##### INPUT MATERIAL #####
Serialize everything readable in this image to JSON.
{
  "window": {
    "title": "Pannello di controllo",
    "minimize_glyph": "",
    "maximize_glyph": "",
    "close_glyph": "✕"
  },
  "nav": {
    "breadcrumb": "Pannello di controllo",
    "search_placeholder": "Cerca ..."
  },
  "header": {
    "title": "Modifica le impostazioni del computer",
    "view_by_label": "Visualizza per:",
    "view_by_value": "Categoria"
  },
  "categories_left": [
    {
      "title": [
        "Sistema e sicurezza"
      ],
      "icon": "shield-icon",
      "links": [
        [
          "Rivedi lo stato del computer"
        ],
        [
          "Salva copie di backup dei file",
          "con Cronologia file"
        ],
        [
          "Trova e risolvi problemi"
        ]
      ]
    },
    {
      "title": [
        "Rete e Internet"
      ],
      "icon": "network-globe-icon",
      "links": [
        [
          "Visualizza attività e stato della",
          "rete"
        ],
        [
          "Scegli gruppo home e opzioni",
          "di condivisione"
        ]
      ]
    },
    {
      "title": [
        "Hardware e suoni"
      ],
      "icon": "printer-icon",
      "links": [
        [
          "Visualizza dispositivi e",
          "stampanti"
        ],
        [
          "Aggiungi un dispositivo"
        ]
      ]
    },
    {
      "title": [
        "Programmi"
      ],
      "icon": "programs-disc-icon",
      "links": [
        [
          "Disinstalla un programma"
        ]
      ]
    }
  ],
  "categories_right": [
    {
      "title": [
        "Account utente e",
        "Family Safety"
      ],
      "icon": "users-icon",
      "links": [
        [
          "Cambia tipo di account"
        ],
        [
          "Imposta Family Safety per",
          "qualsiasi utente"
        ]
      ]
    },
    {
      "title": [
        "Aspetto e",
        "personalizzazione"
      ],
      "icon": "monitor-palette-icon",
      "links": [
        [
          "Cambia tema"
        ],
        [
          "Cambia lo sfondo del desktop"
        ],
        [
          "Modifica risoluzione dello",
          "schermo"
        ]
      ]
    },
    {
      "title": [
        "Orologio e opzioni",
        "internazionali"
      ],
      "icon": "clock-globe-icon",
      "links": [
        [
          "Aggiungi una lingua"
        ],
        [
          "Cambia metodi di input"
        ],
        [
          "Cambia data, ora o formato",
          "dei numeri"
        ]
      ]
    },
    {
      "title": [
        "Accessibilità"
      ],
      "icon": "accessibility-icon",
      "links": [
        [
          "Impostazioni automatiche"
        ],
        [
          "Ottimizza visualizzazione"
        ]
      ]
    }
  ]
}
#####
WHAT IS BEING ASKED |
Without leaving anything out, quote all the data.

SOLUTION FOR THIS PROBLEM |
Serialize everything readable in this image to JSON.
{
  "window": {
    "title": "Pannello di controllo",
    "minimize_glyph": "",
    "maximize_glyph": "",
    "close_glyph": "✕"
  },
  "nav": {
    "breadcrumb": "Pannello di controllo",
    "search_placeholder": "Cerca ..."
  },
  "header": {
    "title": "Modifica le impostazioni del computer",
    "view_by_label": "Visualizza per:",
    "view_by_value": "Categoria"
  },
  "categories_left": [
    {
      "title": [
        "Sistema e sicurezza"
      ],
      "icon": "shield-icon",
      "links": [
        [
          "Rivedi lo stato del computer"
        ],
        [
          "Salva copie di backup dei file",
          "con Cronologia file"
        ],
        [
          "Trova e risolvi problemi"
        ]
      ]
    },
    {
      "title": [
        "Rete e Internet"
      ],
      "icon": "network-globe-icon",
      "links": [
        [
          "Visualizza attività e stato della",
          "rete"
        ],
        [
          "Scegli gruppo home e opzioni",
          "di condivisione"
        ]
      ]
    },
    {
      "title": [
        "Hardware e suoni"
      ],
      "icon": "printer-icon",
      "links": [
        [
          "Visualizza dispositivi e",
          "stampanti"
        ],
        [
          "Aggiungi un dispositivo"
        ]
      ]
    },
    {
      "title": [
        "Programmi"
      ],
      "icon": "programs-disc-icon",
      "links": [
        [
          "Disinstalla un programma"
        ]
      ]
    }
  ],
  "categories_right": [
    {
      "title": [
        "Account utente e",
        "Family Safety"
      ],
      "icon": "users-icon",
      "links": [
        [
          "Cambia tipo di account"
        ],
        [
          "Imposta Family Safety per",
          "qualsiasi utente"
        ]
      ]
    },
    {
      "title": [
        "Aspetto e",
        "personalizzazione"
      ],
      "icon": "monitor-palette-icon",
      "links": [
        [
          "Cambia tema"
        ],
        [
          "Cambia lo sfondo del desktop"
        ],
        [
          "Modifica risoluzione dello",
          "schermo"
        ]
      ]
    },
    {
      "title": [
        "Orologio e opzioni",
        "internazionali"
      ],
      "icon": "clock-globe-icon",
      "links": [
        [
          "Aggiungi una lingua"
        ],
        [
          "Cambia metodi di input"
        ],
        [
          "Cambia data, ora o formato",
          "dei numeri"
        ]
      ]
    },
    {
      "title": [
        "Accessibilità"
      ],
      "icon": "accessibility-icon",
      "links": [
        [
          "Impostazioni automatiche"
        ],
        [
          "Ottimizza visualizzazione"
        ]
      ]
    }
  ]
}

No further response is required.